Not out of the woods
City and state officials have long feared COVID-19 outbreaks among homeless encampments, but flare-ups have yet to materialize.
One homeless person on Maui left a homeless shelter for treatment at Maui Memorial Hospital for an unrelated issue and was infected by the coronavirus at the beleaguered hospital — where 42 cases are under investigation, including 27 employees and 15 patients, Morishige said.
Even before the pandemic reached the islands, concerns had been growing about the possibility of coronavirus outbreaks among Hawaii’s homeless encampments because of lack of proper sanitation and hygiene.
In response, state, county and other organizations quickly opened Hawaii’s first triage and quarantine center for homeless people — nicknamed “Kaaahi” because of its street location in Iwilei.
Since the 26-bed building opened on April 1, 20 homeless people suspected of contracting COVID-19 have been examined. All but seven tested negative and the rest are in quarantine at Kaaahi awaiting their results, said nurse practitioner Christina Wang of the Hawaii Health and Harm Reduction Center.
“We’re not overly inundated by any means,” Wang said.
Mersereau cautioned, however, “While it is great that we’re not seeing the high numbers we were worried about, we’re not out of the woods yet.”
On Friday — as they do every Tuesday and Friday — Wang, nurse practitioner Courtny Tanigawa and tobacco treatment specialist Mono Ah Nee-Bahn fanned out throughout Chinatown to provide “advanced wound care” for homeless and low-income residents.
Each day they treat 15 to 20 patients on the street for a range of problems, including substance abuse, abscesses, amputation sites and minor and potentially serious issues.
Terrance Gora, 37, has been helped by the team before for a variety of issues, including a serious wound on his left leg that won’t get better.
Asked what happened, Gora told the Honolulu Star-Advertiser, “I don’t know. I think I was bit by a spider. It didn’t heal.”
Up and down River Street, Wang, Tanigawa and Ah Nee-Bahn were praised by all of the same faces they see each week, including Tom Griffin, 69, who sat in a black office chair wearing hospital pants and a Queen’s Medical Center patient bracelet on his right wrist.
Griffin had just been discharged from Queen’s the night before after being attacked and beaten with a metal pipe by strangers.
They beat on Griffin from his left shoulder to his left wrist and made off with his wheel chair. The assailants also stole Griffin’s last $2.
“I need help,” he moaned at the corner of River and Hotel streets, while sitting on his discharge papers from Queen’s.
“The blood was all over the place,” he said.

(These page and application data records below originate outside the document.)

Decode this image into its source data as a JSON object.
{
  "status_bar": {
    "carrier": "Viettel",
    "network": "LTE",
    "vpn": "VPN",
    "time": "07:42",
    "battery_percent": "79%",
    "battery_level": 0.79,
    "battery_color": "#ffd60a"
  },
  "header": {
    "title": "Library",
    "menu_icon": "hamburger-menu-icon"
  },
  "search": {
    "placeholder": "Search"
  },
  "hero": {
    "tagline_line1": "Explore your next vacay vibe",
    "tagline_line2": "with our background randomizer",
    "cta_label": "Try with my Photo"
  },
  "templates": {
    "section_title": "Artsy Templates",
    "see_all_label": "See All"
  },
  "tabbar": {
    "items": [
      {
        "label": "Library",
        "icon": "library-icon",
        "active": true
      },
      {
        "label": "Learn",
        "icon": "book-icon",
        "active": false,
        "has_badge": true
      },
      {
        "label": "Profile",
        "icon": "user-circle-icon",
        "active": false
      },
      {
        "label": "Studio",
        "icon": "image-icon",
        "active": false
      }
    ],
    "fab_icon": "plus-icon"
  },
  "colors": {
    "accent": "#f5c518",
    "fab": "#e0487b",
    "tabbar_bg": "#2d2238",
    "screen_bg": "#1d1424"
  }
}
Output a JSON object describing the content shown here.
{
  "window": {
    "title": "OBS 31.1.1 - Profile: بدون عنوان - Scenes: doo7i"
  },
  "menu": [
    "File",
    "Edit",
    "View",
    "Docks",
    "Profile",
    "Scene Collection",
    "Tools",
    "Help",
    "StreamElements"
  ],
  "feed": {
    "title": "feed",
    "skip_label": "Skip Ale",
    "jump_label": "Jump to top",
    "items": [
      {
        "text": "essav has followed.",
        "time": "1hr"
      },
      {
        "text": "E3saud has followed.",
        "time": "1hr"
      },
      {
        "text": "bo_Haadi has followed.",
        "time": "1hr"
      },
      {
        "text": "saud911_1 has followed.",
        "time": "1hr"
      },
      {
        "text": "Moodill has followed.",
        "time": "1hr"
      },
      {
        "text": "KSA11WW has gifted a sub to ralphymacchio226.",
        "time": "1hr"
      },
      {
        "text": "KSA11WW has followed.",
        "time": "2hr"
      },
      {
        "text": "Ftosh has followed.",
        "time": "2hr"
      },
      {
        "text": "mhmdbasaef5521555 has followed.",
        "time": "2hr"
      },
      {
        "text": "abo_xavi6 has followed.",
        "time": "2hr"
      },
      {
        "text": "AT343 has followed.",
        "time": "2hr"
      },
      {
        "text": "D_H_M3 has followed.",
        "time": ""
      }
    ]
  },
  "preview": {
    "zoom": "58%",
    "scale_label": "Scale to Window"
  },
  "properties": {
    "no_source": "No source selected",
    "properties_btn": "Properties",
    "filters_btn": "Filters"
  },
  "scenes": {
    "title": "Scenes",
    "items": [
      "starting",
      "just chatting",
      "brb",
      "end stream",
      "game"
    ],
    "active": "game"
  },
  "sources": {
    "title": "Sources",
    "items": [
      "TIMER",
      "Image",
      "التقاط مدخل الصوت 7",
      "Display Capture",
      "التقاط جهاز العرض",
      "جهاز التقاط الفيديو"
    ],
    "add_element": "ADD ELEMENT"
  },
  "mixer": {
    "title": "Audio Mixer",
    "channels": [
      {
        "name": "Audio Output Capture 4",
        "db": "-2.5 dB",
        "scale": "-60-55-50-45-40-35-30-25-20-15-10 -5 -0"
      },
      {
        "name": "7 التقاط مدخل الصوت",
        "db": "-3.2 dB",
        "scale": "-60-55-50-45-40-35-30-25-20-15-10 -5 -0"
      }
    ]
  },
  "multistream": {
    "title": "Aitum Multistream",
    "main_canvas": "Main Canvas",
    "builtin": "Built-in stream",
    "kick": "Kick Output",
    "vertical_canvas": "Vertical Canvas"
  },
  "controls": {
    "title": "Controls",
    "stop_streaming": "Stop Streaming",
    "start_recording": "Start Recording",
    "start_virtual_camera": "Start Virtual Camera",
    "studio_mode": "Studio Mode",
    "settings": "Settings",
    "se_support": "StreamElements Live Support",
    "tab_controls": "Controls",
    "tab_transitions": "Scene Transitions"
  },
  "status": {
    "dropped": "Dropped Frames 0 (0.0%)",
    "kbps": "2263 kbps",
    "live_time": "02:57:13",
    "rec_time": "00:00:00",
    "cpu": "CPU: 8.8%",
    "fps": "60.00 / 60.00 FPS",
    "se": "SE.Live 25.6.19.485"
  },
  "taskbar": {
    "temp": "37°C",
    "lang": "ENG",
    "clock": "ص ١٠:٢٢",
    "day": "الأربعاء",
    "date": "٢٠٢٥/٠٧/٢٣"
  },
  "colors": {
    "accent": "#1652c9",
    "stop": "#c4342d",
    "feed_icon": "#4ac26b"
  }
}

The work by the team from Hawaii Health and Harm Reduction Center is part of even newer efforts to help Oahu’s homeless as their normal assistance dwindles.
Traditional sources of homeless meals provided by churches and food pantries are drying up all across the state because of huge demand and fears of contracting the coronavirus from homeless people, Morishige said. Shortages on Oahu are particularly acute from Central Oahu through Wahiawa and up to the North Shore.
“Food has become a particular issue,” Morishige said. “Homeless individuals are the hardest hit. Everything they rely on for support has either shut down or is not as easily accessible.”
At the same time, he said, outreach workers need more personal protective equipment.
Partners in Care is also assembling personal “bathroom kits” of toilet paper, bars of soap, hand sanitizer and paper towels to help homeless people stay clean.
“We could use thousands and thousands of them and they will all be used,” Thielen said.
Hawaii also has borrowed an idea from Seattle to help with social distancing by having outreach workers hand out placards that are green on one side and red on the other.
To reduce contacts, homeless people can clip the green side to their tents or tarps to let outreach workers know they’re fine. Or, they can turn to the red side indicating they have an issue, Wang said.
“They’re mostly green,” Wang said. “They’re mostly OK.”